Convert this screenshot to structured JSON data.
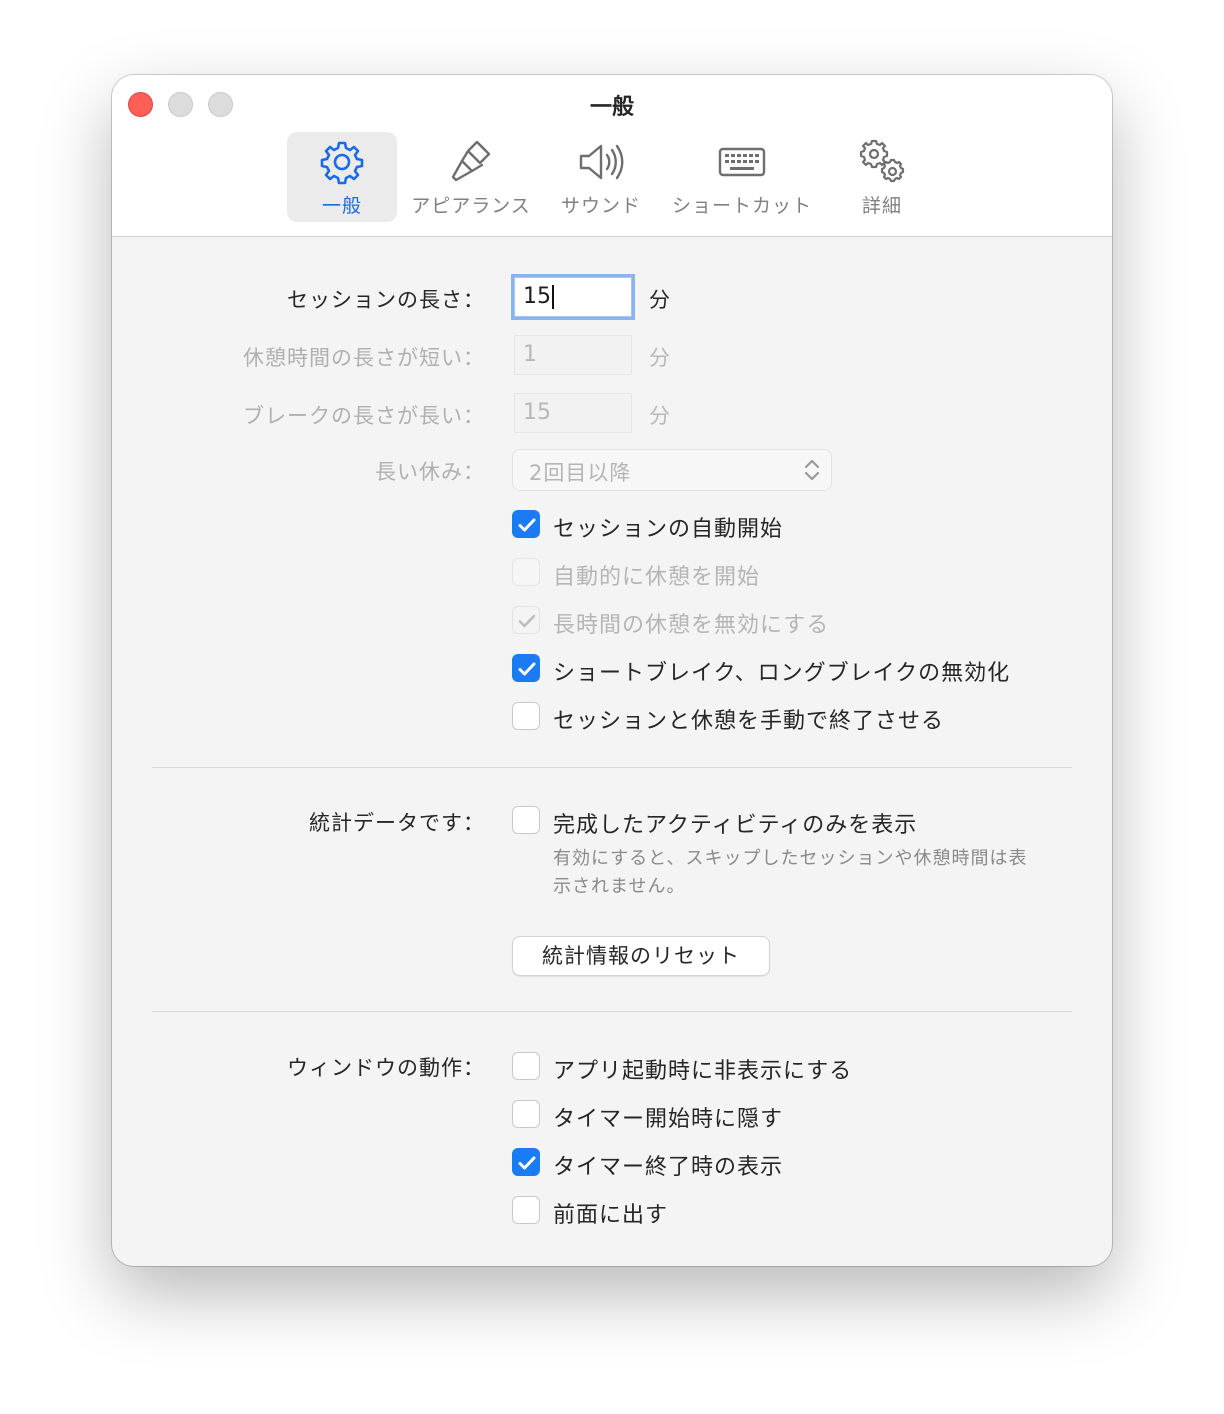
{
  "window": {
    "title": "一般"
  },
  "toolbar": {
    "tabs": [
      {
        "label": "一般",
        "icon": "gear-icon",
        "active": true
      },
      {
        "label": "アピアランス",
        "icon": "paintbrush-icon",
        "active": false
      },
      {
        "label": "サウンド",
        "icon": "speaker-icon",
        "active": false
      },
      {
        "label": "ショートカット",
        "icon": "keyboard-icon",
        "active": false
      },
      {
        "label": "詳細",
        "icon": "gears-icon",
        "active": false
      }
    ]
  },
  "durations": {
    "session": {
      "label": "セッションの長さ：",
      "value": "15",
      "unit": "分"
    },
    "short_break": {
      "label": "休憩時間の長さが短い：",
      "value": "1",
      "unit": "分"
    },
    "long_break": {
      "label": "ブレークの長さが長い：",
      "value": "15",
      "unit": "分"
    },
    "long_rest": {
      "label": "長い休み：",
      "selected": "2回目以降"
    }
  },
  "session_options": [
    {
      "label": "セッションの自動開始",
      "checked": true,
      "enabled": true
    },
    {
      "label": "自動的に休憩を開始",
      "checked": false,
      "enabled": false
    },
    {
      "label": "長時間の休憩を無効にする",
      "checked": true,
      "enabled": false
    },
    {
      "label": "ショートブレイク、ロングブレイクの無効化",
      "checked": true,
      "enabled": true
    },
    {
      "label": "セッションと休憩を手動で終了させる",
      "checked": false,
      "enabled": true
    }
  ],
  "stats": {
    "label": "統計データです：",
    "option": {
      "label": "完成したアクティビティのみを表示",
      "checked": false
    },
    "help_line1": "有効にすると、スキップしたセッションや休憩時間は表",
    "help_line2": "示されません。",
    "reset_button": "統計情報のリセット"
  },
  "window_behavior": {
    "label": "ウィンドウの動作：",
    "options": [
      {
        "label": "アプリ起動時に非表示にする",
        "checked": false
      },
      {
        "label": "タイマー開始時に隠す",
        "checked": false
      },
      {
        "label": "タイマー終了時の表示",
        "checked": true
      },
      {
        "label": "前面に出す",
        "checked": false
      }
    ]
  },
  "colors": {
    "accent": "#1a7cf4",
    "close": "#fe5f57"
  }
}
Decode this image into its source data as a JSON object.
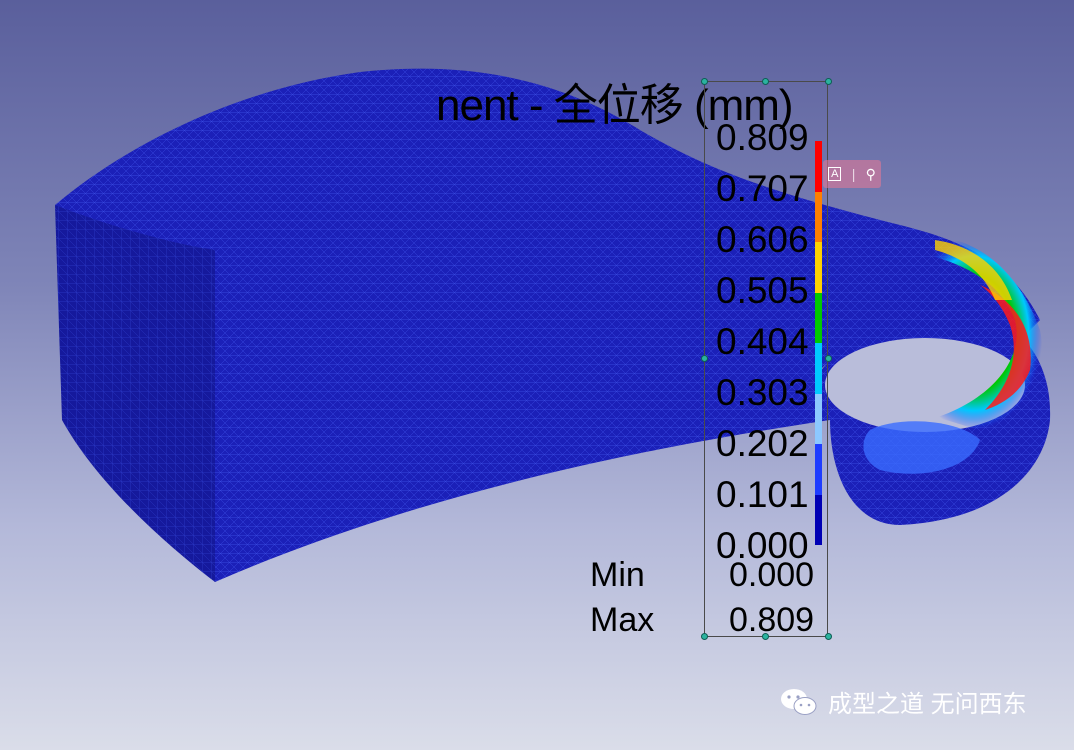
{
  "legend": {
    "title": "nent - 全位移 (mm)",
    "values": [
      "0.809",
      "0.707",
      "0.606",
      "0.505",
      "0.404",
      "0.303",
      "0.202",
      "0.101",
      "0.000"
    ],
    "colors": [
      "#ff0000",
      "#ff7f00",
      "#ffd200",
      "#00c800",
      "#00c8ff",
      "#8cc8ff",
      "#1e3cff",
      "#0000b4"
    ],
    "min_label": "Min",
    "min_value": "0.000",
    "max_label": "Max",
    "max_value": "0.809"
  },
  "popup": {
    "icon1": "text-scan-icon",
    "icon2": "search-icon",
    "glyph1": "A",
    "glyph2": "⚲"
  },
  "watermark": {
    "text": "成型之道 无问西东",
    "icon": "wechat-icon"
  },
  "colors": {
    "mesh_blue": "#1a1fb3",
    "bg_top": "#5a5f9c",
    "bg_bottom": "#dadde9"
  }
}
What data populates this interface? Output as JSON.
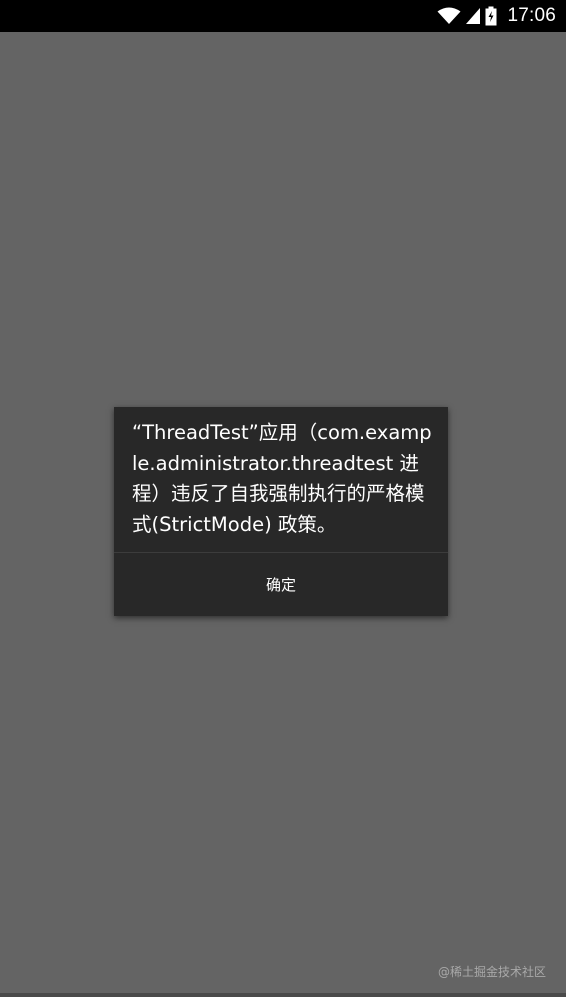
{
  "status_bar": {
    "time": "17:06",
    "icons": [
      "wifi-icon",
      "cell-signal-icon",
      "battery-charging-icon"
    ]
  },
  "dialog": {
    "message": "“ThreadTest”应用（com.example.administrator.threadtest 进程）违反了自我强制执行的严格模式(StrictMode) 政策。",
    "ok_label": "确定"
  },
  "watermark": "@稀土掘金技术社区",
  "colors": {
    "screen_background": "#646464",
    "dialog_background": "#282828",
    "status_bar": "#000000"
  }
}
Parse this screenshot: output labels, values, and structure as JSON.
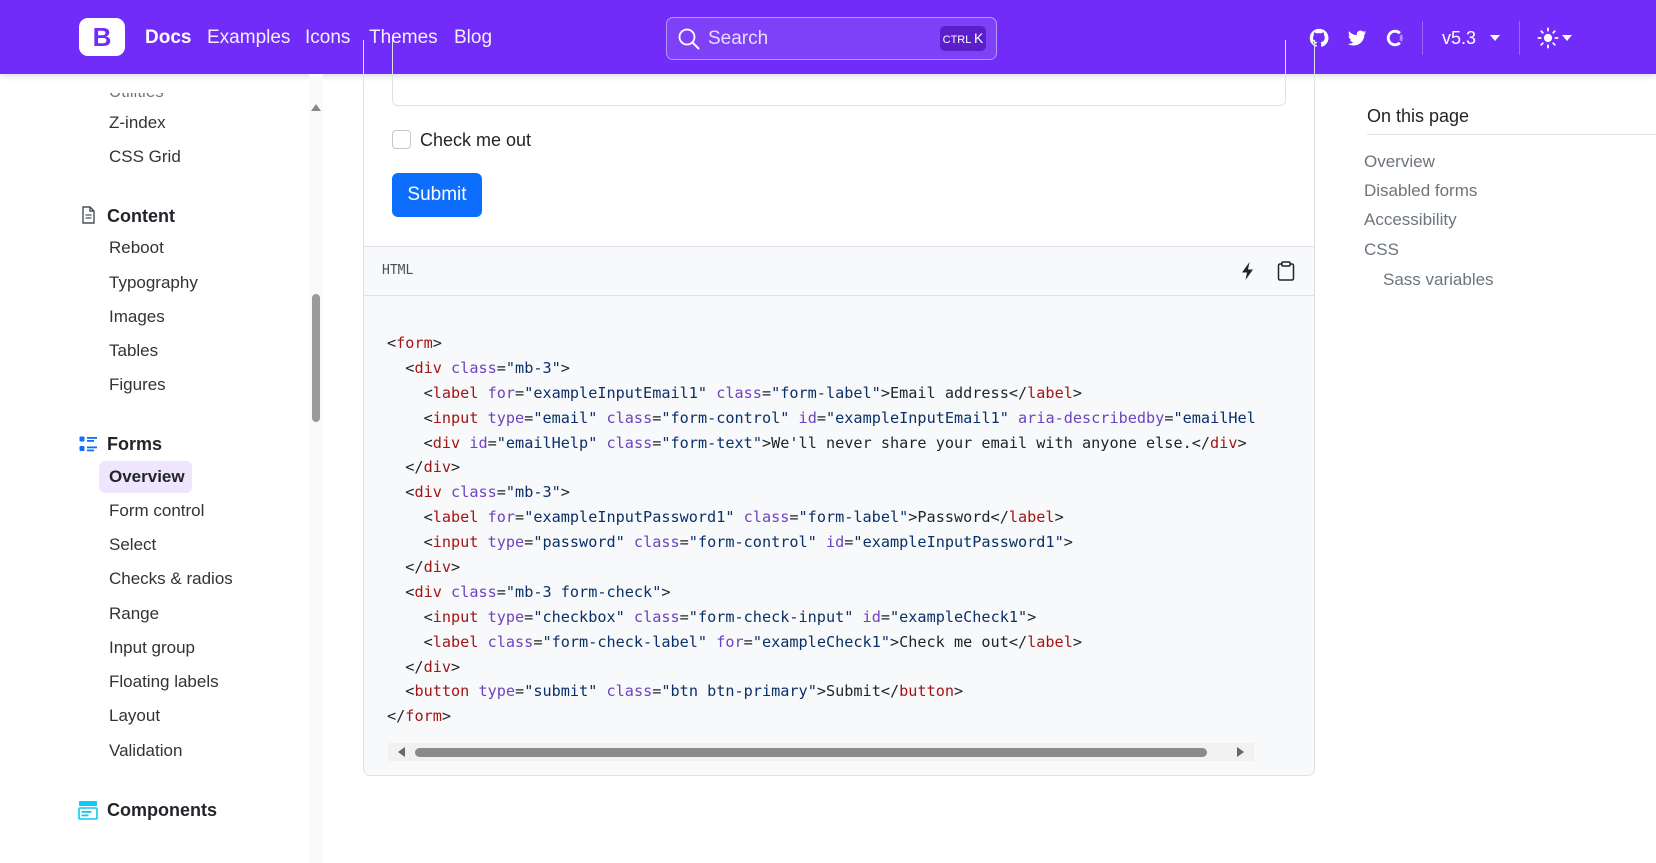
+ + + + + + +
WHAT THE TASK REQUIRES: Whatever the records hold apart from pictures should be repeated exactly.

EXPECTED ANSWER:
Convert this screenshot to structured JSON data.
{
  "window": {
    "title": "一般"
  },
  "toolbar": {
    "tabs": [
      {
        "label": "一般",
        "icon": "gear-icon",
        "active": true
      },
      {
        "label": "アピアランス",
        "icon": "paintbrush-icon",
        "active": false
      },
      {
        "label": "サウンド",
        "icon": "speaker-icon",
        "active": false
      },
      {
        "label": "ショートカット",
        "icon": "keyboard-icon",
        "active": false
      },
      {
        "label": "詳細",
        "icon": "gears-icon",
        "active": false
      }
    ]
  },
  "durations": {
    "session": {
      "label": "セッションの長さ：",
      "value": "15",
      "unit": "分"
    },
    "short_break": {
      "label": "休憩時間の長さが短い：",
      "value": "1",
      "unit": "分"
    },
    "long_break": {
      "label": "ブレークの長さが長い：",
      "value": "15",
      "unit": "分"
    },
    "long_rest": {
      "label": "長い休み：",
      "selected": "2回目以降"
    }
  },
  "session_options": [
    {
      "label": "セッションの自動開始",
      "checked": true,
      "enabled": true
    },
    {
      "label": "自動的に休憩を開始",
      "checked": false,
      "enabled": false
    },
    {
      "label": "長時間の休憩を無効にする",
      "checked": true,
      "enabled": false
    },
    {
      "label": "ショートブレイク、ロングブレイクの無効化",
      "checked": true,
      "enabled": true
    },
    {
      "label": "セッションと休憩を手動で終了させる",
      "checked": false,
      "enabled": true
    }
  ],
  "stats": {
    "label": "統計データです：",
    "option": {
      "label": "完成したアクティビティのみを表示",
      "checked": false
    },
    "help_line1": "有効にすると、スキップしたセッションや休憩時間は表",
    "help_line2": "示されません。",
    "reset_button": "統計情報のリセット"
  },
  "window_behavior": {
    "label": "ウィンドウの動作：",
    "options": [
      {
        "label": "アプリ起動時に非表示にする",
        "checked": false
      },
      {
        "label": "タイマー開始時に隠す",
        "checked": false
      },
      {
        "label": "タイマー終了時の表示",
        "checked": true
      },
      {
        "label": "前面に出す",
        "checked": false
      }
    ]
  },
  "colors": {
    "accent": "#1a7cf4",
    "close": "#fe5f57"
  }
}
Decode this image into its source data as a JSON object.
{
  "legend": {
    "title": "nent - 全位移 (mm)",
    "values": [
      "0.809",
      "0.707",
      "0.606",
      "0.505",
      "0.404",
      "0.303",
      "0.202",
      "0.101",
      "0.000"
    ],
    "colors": [
      "#ff0000",
      "#ff7f00",
      "#ffd200",
      "#00c800",
      "#00c8ff",
      "#8cc8ff",
      "#1e3cff",
      "#0000b4"
    ],
    "min_label": "Min",
    "min_value": "0.000",
    "max_label": "Max",
    "max_value": "0.809"
  },
  "popup": {
    "icon1": "text-scan-icon",
    "icon2": "search-icon",
    "glyph1": "A",
    "glyph2": "⚲"
  },
  "watermark": {
    "text": "成型之道 无问西东",
    "icon": "wechat-icon"
  },
  "colors": {
    "mesh_blue": "#1a1fb3",
    "bg_top": "#5a5f9c",
    "bg_bottom": "#dadde9"
  }
}
What data populates this interface? Output as JSON.
{
  "status_bar": {
    "time": "17:06",
    "icons": [
      "wifi-icon",
      "cell-signal-icon",
      "battery-charging-icon"
    ]
  },
  "dialog": {
    "message": "“ThreadTest”应用（com.example.administrator.threadtest 进程）违反了自我强制执行的严格模式(StrictMode) 政策。",
    "ok_label": "确定"
  },
  "watermark": "@稀土掘金技术社区",
  "colors": {
    "screen_background": "#646464",
    "dialog_background": "#282828",
    "status_bar": "#000000"
  }
}
Parse this screenshot: output labels, values, and structure as JSON.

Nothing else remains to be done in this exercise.